He warned that though the legislation currently takes aim at Palestinians, the target could soon expand to include dissenting Israelis.

"It will continue, and it will reach every opponent of the regime", he said.

According to rights group Adalah, there are over 65 Israeli laws that directly or indirectly discriminate against Palestinian citizens of Israel and Palestinian residents of the Occupied Palestinian Territory (OPT) based on their ethnicity.  

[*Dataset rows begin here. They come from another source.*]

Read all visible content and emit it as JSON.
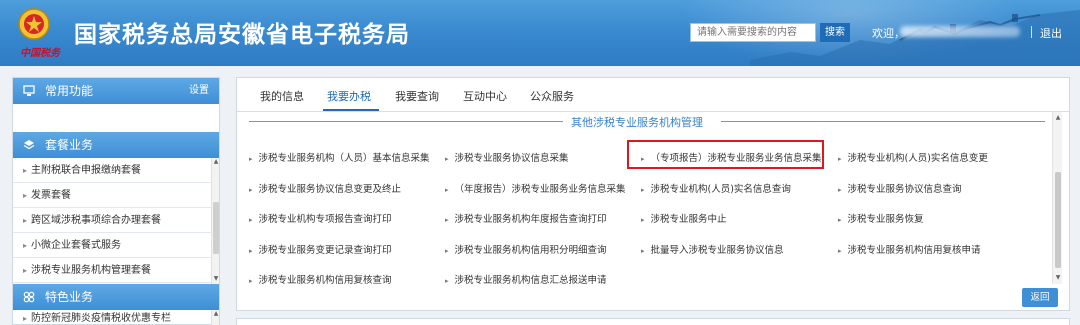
{
  "header": {
    "title": "国家税务总局安徽省电子税务局",
    "brand": "中国税务",
    "search_placeholder": "请输入需要搜索的内容",
    "search_button": "搜索",
    "welcome": "欢迎，",
    "logout": "退出"
  },
  "sidebar": {
    "common": {
      "title": "常用功能",
      "settings": "设置",
      "icon": "monitor-icon"
    },
    "package": {
      "title": "套餐业务",
      "icon": "layers-icon",
      "items": [
        "主附税联合申报缴纳套餐",
        "发票套餐",
        "跨区域涉税事项综合办理套餐",
        "小微企业套餐式服务",
        "涉税专业服务机构管理套餐"
      ]
    },
    "featured": {
      "title": "特色业务",
      "icon": "features-icon",
      "items": [
        "防控新冠肺炎疫情税收优惠专栏"
      ]
    }
  },
  "tabs": [
    "我的信息",
    "我要办税",
    "我要查询",
    "互动中心",
    "公众服务"
  ],
  "active_tab": "我要办税",
  "section_title": "其他涉税专业服务机构管理",
  "links": {
    "row1": [
      "涉税专业服务机构（人员）基本信息采集",
      "涉税专业服务协议信息采集",
      "（专项报告）涉税专业服务业务信息采集",
      "涉税专业机构(人员)实名信息变更"
    ],
    "row2": [
      "涉税专业服务协议信息变更及终止",
      "（年度报告）涉税专业服务业务信息采集",
      "涉税专业机构(人员)实名信息查询",
      "涉税专业服务协议信息查询"
    ],
    "row3": [
      "涉税专业机构专项报告查询打印",
      "涉税专业服务机构年度报告查询打印",
      "涉税专业服务中止",
      "涉税专业服务恢复"
    ],
    "row4": [
      "涉税专业服务变更记录查询打印",
      "涉税专业服务机构信用积分明细查询",
      "批量导入涉税专业服务协议信息",
      "涉税专业服务机构信用复核申请"
    ],
    "row5": [
      "涉税专业服务机构信用复核查询",
      "涉税专业服务机构信息汇总报送申请"
    ]
  },
  "back_button": "返回",
  "colors": {
    "accent": "#1e6bb8",
    "highlight": "#e0181e",
    "header": "#3a8ad0"
  }
}
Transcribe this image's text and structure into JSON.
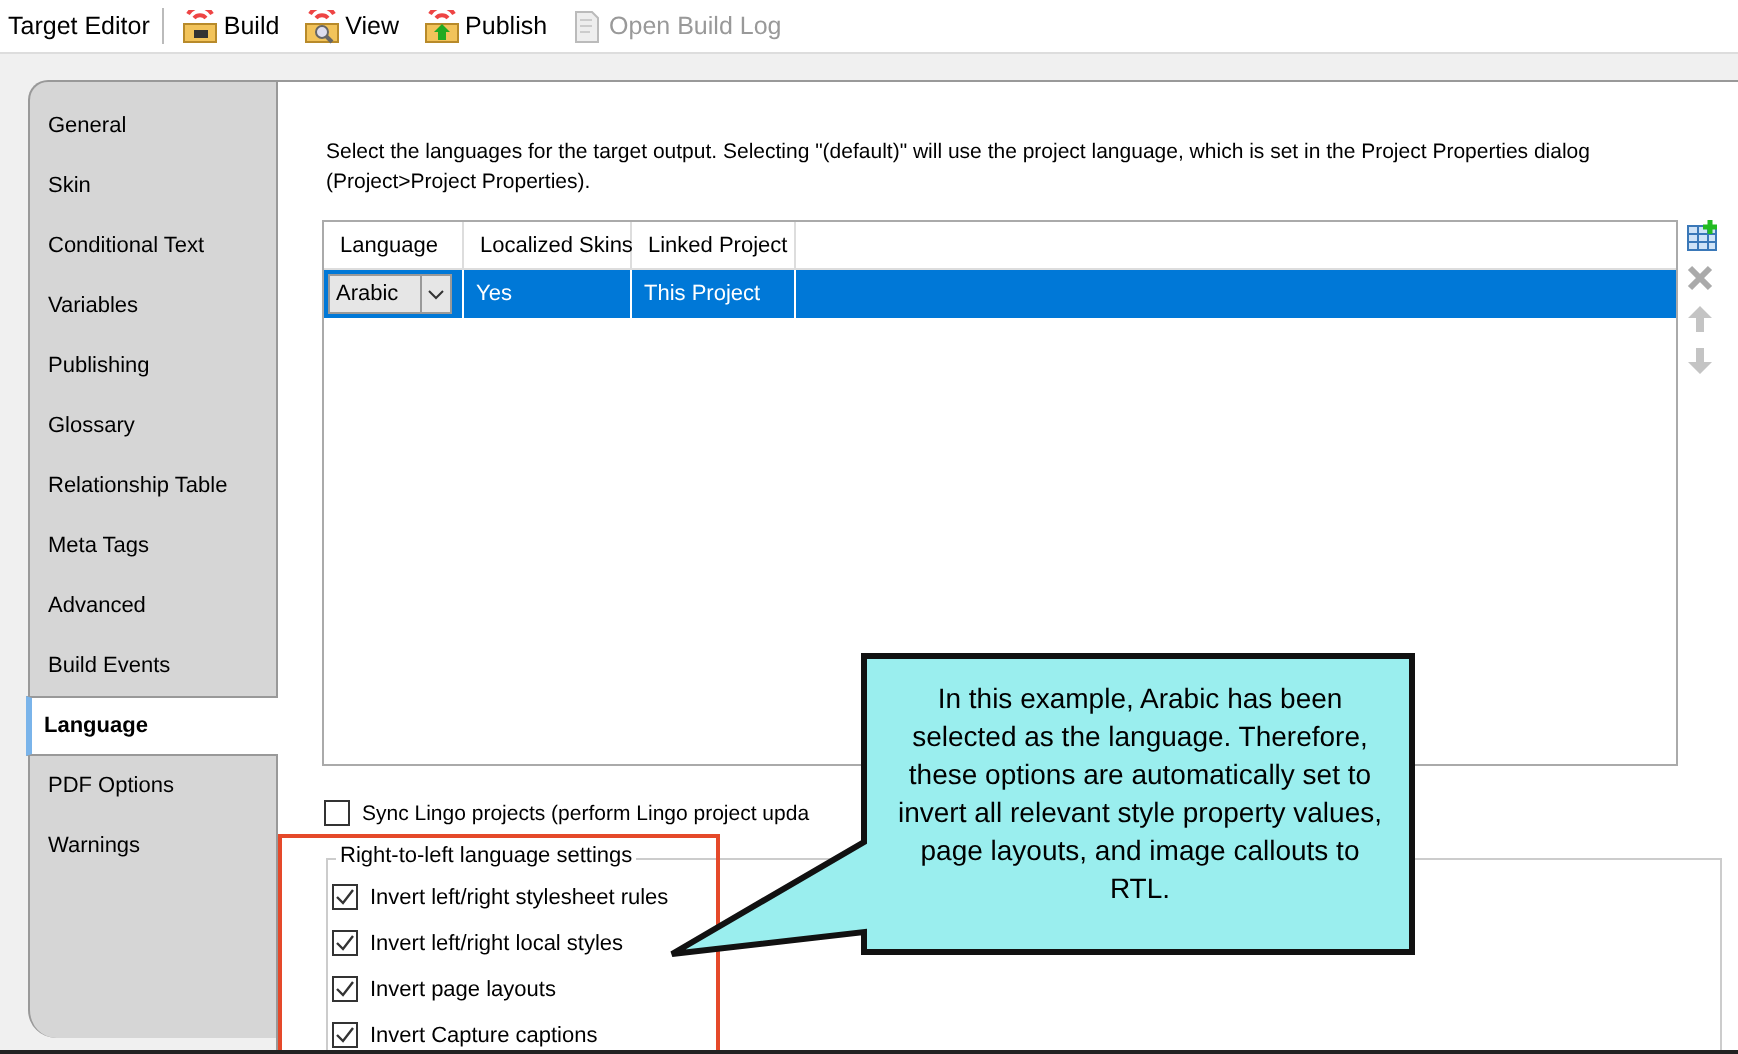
{
  "toolbar": {
    "title": "Target Editor",
    "buttons": [
      {
        "label": "Build",
        "kind": "build",
        "disabled": false
      },
      {
        "label": "View",
        "kind": "view",
        "disabled": false
      },
      {
        "label": "Publish",
        "kind": "publish",
        "disabled": false
      },
      {
        "label": "Open Build Log",
        "kind": "log",
        "disabled": true
      }
    ]
  },
  "sidebar": {
    "items": [
      {
        "label": "General",
        "selected": false
      },
      {
        "label": "Skin",
        "selected": false
      },
      {
        "label": "Conditional Text",
        "selected": false
      },
      {
        "label": "Variables",
        "selected": false
      },
      {
        "label": "Publishing",
        "selected": false
      },
      {
        "label": "Glossary",
        "selected": false
      },
      {
        "label": "Relationship Table",
        "selected": false
      },
      {
        "label": "Meta Tags",
        "selected": false
      },
      {
        "label": "Advanced",
        "selected": false
      },
      {
        "label": "Build Events",
        "selected": false
      },
      {
        "label": "Language",
        "selected": true
      },
      {
        "label": "PDF Options",
        "selected": false
      },
      {
        "label": "Warnings",
        "selected": false
      }
    ]
  },
  "description": "Select the languages for the target output. Selecting \"(default)\" will use the project language, which is set in the Project Properties dialog (Project>Project Properties).",
  "table": {
    "columns": [
      "Language",
      "Localized Skins",
      "Linked Project"
    ],
    "rows": [
      {
        "language": "Arabic",
        "localized_skins": "Yes",
        "linked_project": "This Project",
        "selected": true
      }
    ]
  },
  "side_buttons": [
    {
      "kind": "add"
    },
    {
      "kind": "delete"
    },
    {
      "kind": "up"
    },
    {
      "kind": "down"
    }
  ],
  "sync": {
    "label": "Sync Lingo projects (perform Lingo project upda",
    "checked": false
  },
  "rtl_group": {
    "title": "Right-to-left language settings",
    "options": [
      {
        "label": "Invert left/right stylesheet rules",
        "checked": true
      },
      {
        "label": "Invert left/right local styles",
        "checked": true
      },
      {
        "label": "Invert page layouts",
        "checked": true
      },
      {
        "label": "Invert Capture captions",
        "checked": true
      }
    ]
  },
  "callout": {
    "text": "In this example, Arabic has been selected as the language. Therefore, these options are automatically set to invert all relevant style property values, page layouts, and image callouts to RTL."
  }
}
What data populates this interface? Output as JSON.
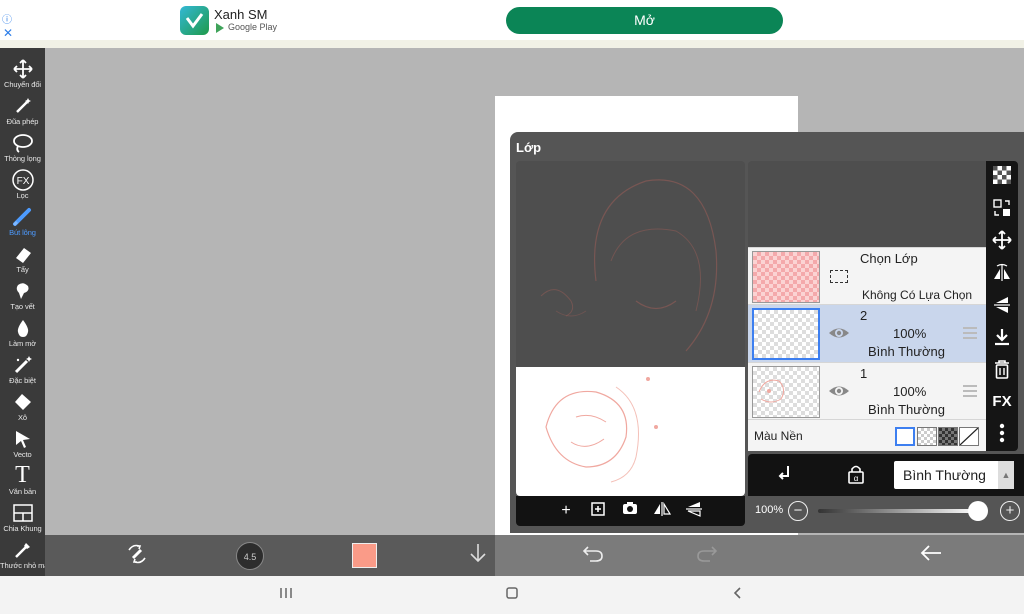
{
  "ad": {
    "info_icon": "info-icon",
    "close_icon": "close-icon",
    "app_name": "Xanh SM",
    "store": "Google Play",
    "open_button": "Mở"
  },
  "toolbar": {
    "items": [
      {
        "label": "Chuyển đổi",
        "icon": "move-arrows-icon"
      },
      {
        "label": "Đũa phép",
        "icon": "magic-wand-icon"
      },
      {
        "label": "Thòng lọng",
        "icon": "lasso-icon"
      },
      {
        "label": "Lọc",
        "icon": "fx-icon"
      },
      {
        "label": "Bút lông",
        "icon": "brush-icon",
        "active": true
      },
      {
        "label": "Tẩy",
        "icon": "eraser-icon"
      },
      {
        "label": "Tạo vết",
        "icon": "smudge-icon"
      },
      {
        "label": "Làm mờ",
        "icon": "blur-drop-icon"
      },
      {
        "label": "Đặc biệt",
        "icon": "special-brush-icon"
      },
      {
        "label": "Xô",
        "icon": "bucket-icon"
      },
      {
        "label": "Vecto",
        "icon": "vector-cursor-icon"
      },
      {
        "label": "Văn bản",
        "icon": "text-icon"
      },
      {
        "label": "Chia Khung",
        "icon": "frame-divider-icon"
      },
      {
        "label": "Thước nhỏ mắt",
        "icon": "eyedropper-icon"
      }
    ]
  },
  "layer_panel": {
    "title": "Lớp",
    "selection_layer": {
      "title": "Chọn Lớp",
      "subtitle": "Không Có Lựa Chọn"
    },
    "layers": [
      {
        "number": "2",
        "opacity": "100%",
        "mode": "Bình Thường",
        "selected": true
      },
      {
        "number": "1",
        "opacity": "100%",
        "mode": "Bình Thường",
        "selected": false
      }
    ],
    "background": {
      "label": "Màu Nền",
      "swatches": [
        "white",
        "checker-light",
        "checker-dark",
        "none"
      ]
    },
    "blend_mode": "Bình Thường",
    "opacity_label": "100%",
    "opacity_value": 1.0
  },
  "bottom_bar": {
    "brush_size": "4.5",
    "color": "#fa9b88",
    "layer_count": "2"
  },
  "colors": {
    "accent": "#4d9bff",
    "ad_button": "#0b8556",
    "selected_layer": "#c9d6ec"
  }
}
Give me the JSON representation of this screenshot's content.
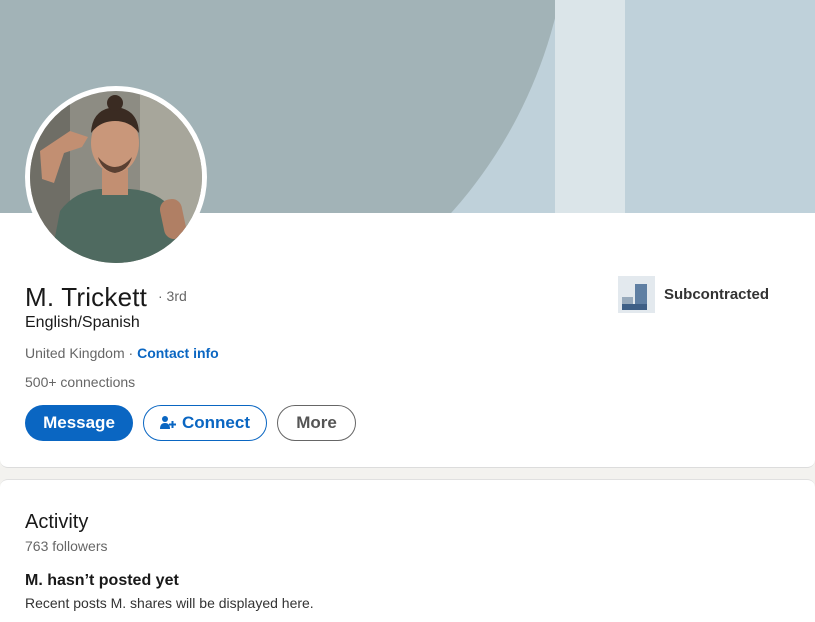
{
  "profile": {
    "name": "M. Trickett",
    "degree": "· 3rd",
    "headline": "English/Spanish",
    "location": "United Kingdom",
    "location_separator": " · ",
    "contact_info_label": "Contact info",
    "connections": "500+ connections",
    "company": {
      "name": "Subcontracted",
      "logo_icon": "company-logo-icon"
    },
    "buttons": {
      "message": "Message",
      "connect": "Connect",
      "more": "More"
    },
    "colors": {
      "accent": "#0a66c2",
      "banner": "#bfd1da",
      "banner_arc": "#a2b3b7"
    }
  },
  "activity": {
    "title": "Activity",
    "followers": "763 followers",
    "empty_title": "M. hasn’t posted yet",
    "empty_subtitle": "Recent posts M. shares will be displayed here."
  }
}
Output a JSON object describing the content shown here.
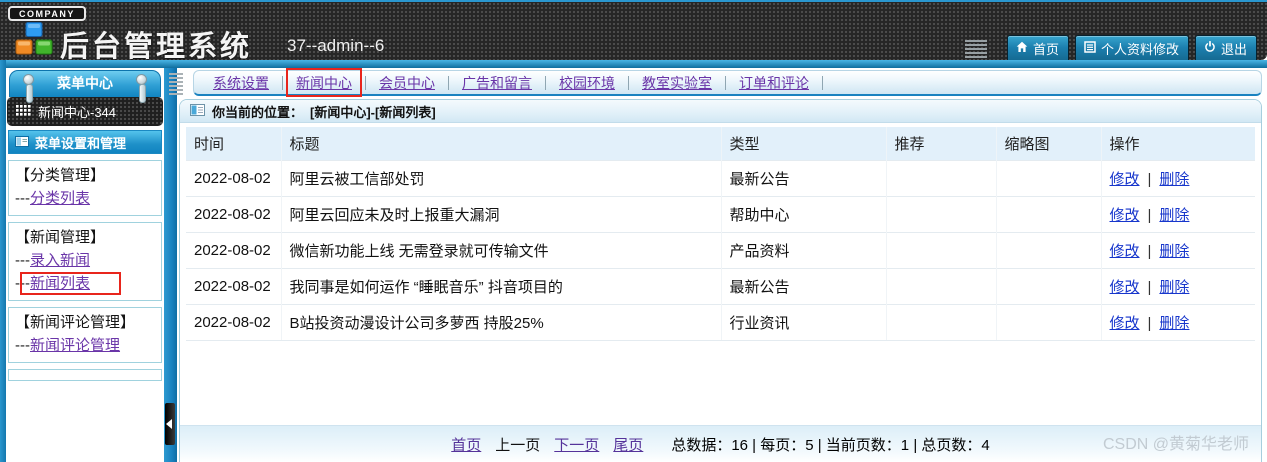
{
  "header": {
    "company_tab": "COMPANY",
    "app_title": "后台管理系统",
    "session_info": "37--admin--6",
    "actions": {
      "home": "首页",
      "profile": "个人资料修改",
      "logout": "退出"
    }
  },
  "sidebar": {
    "tab_title": "菜单中心",
    "module_label": "新闻中心-344",
    "section_title": "菜单设置和管理",
    "groups": [
      {
        "title": "【分类管理】",
        "links": [
          {
            "dash": "---",
            "label": "分类列表"
          }
        ]
      },
      {
        "title": "【新闻管理】",
        "links": [
          {
            "dash": "---",
            "label": "录入新闻"
          },
          {
            "dash": "---",
            "label": "新闻列表"
          }
        ]
      },
      {
        "title": "【新闻评论管理】",
        "links": [
          {
            "dash": "---",
            "label": "新闻评论管理"
          }
        ]
      }
    ]
  },
  "nav": {
    "items": [
      {
        "label": "系统设置"
      },
      {
        "label": "新闻中心"
      },
      {
        "label": "会员中心"
      },
      {
        "label": "广告和留言"
      },
      {
        "label": "校园环境"
      },
      {
        "label": "教室实验室"
      },
      {
        "label": "订单和评论"
      }
    ]
  },
  "breadcrumb": {
    "prefix": "你当前的位置：",
    "path": "[新闻中心]-[新闻列表]"
  },
  "table": {
    "columns": [
      "时间",
      "标题",
      "类型",
      "推荐",
      "缩略图",
      "操作"
    ],
    "action_labels": {
      "edit": "修改",
      "separator": "|",
      "delete": "删除"
    },
    "rows": [
      {
        "time": "2022-08-02",
        "title": "阿里云被工信部处罚",
        "type": "最新公告",
        "recommend": "",
        "thumbnail": ""
      },
      {
        "time": "2022-08-02",
        "title": "阿里云回应未及时上报重大漏洞",
        "type": "帮助中心",
        "recommend": "",
        "thumbnail": ""
      },
      {
        "time": "2022-08-02",
        "title": "微信新功能上线 无需登录就可传输文件",
        "type": "产品资料",
        "recommend": "",
        "thumbnail": ""
      },
      {
        "time": "2022-08-02",
        "title": "我同事是如何运作 “睡眠音乐” 抖音项目的",
        "type": "最新公告",
        "recommend": "",
        "thumbnail": ""
      },
      {
        "time": "2022-08-02",
        "title": "B站投资动漫设计公司多萝西 持股25%",
        "type": "行业资讯",
        "recommend": "",
        "thumbnail": ""
      }
    ]
  },
  "pagination": {
    "first": "首页",
    "prev": "上一页",
    "next": "下一页",
    "last": "尾页",
    "summary": "总数据：16 | 每页：5 | 当前页数：1 | 总页数：4"
  },
  "watermark": "CSDN @黄菊华老师",
  "colors": {
    "accent_blue": "#1982c0",
    "nav_link": "#6a35a8",
    "table_link": "#1736cc",
    "highlight_red": "#e8251c"
  }
}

The far-right government of Israeli Prime Minister Benjamin Netanyahu has worked to severely curtail the rights of Palestinians living in Israel and the occupied Palestinian territories.